→ **Work instructions**: Filter the entries below, keeping only lines with "icon".

** Given entries follows **

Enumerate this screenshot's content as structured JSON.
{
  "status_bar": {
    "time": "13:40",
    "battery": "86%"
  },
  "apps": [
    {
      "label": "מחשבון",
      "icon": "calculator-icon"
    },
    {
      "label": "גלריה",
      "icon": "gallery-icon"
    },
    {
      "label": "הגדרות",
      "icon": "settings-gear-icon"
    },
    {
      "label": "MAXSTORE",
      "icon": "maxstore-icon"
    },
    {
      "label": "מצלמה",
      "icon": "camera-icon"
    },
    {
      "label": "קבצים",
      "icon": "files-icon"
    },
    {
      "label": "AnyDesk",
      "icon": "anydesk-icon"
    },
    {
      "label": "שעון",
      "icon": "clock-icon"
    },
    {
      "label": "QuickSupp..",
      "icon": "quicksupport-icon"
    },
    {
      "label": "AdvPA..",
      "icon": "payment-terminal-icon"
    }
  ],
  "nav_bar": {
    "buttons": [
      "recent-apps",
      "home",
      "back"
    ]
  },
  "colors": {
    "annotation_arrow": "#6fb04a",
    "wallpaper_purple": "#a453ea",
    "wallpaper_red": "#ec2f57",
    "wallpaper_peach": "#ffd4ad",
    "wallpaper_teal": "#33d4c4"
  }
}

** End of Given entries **

→ **Answer section**:
      "icon": "calculator-icon"
      "icon": "gallery-icon"
      "icon": "settings-gear-icon"
      "icon": "maxstore-icon"
      "icon": "camera-icon"
      "icon": "files-icon"
      "icon": "anydesk-icon"
      "icon": "clock-icon"
      "icon": "quicksupport-icon"
      "icon": "payment-terminal-icon"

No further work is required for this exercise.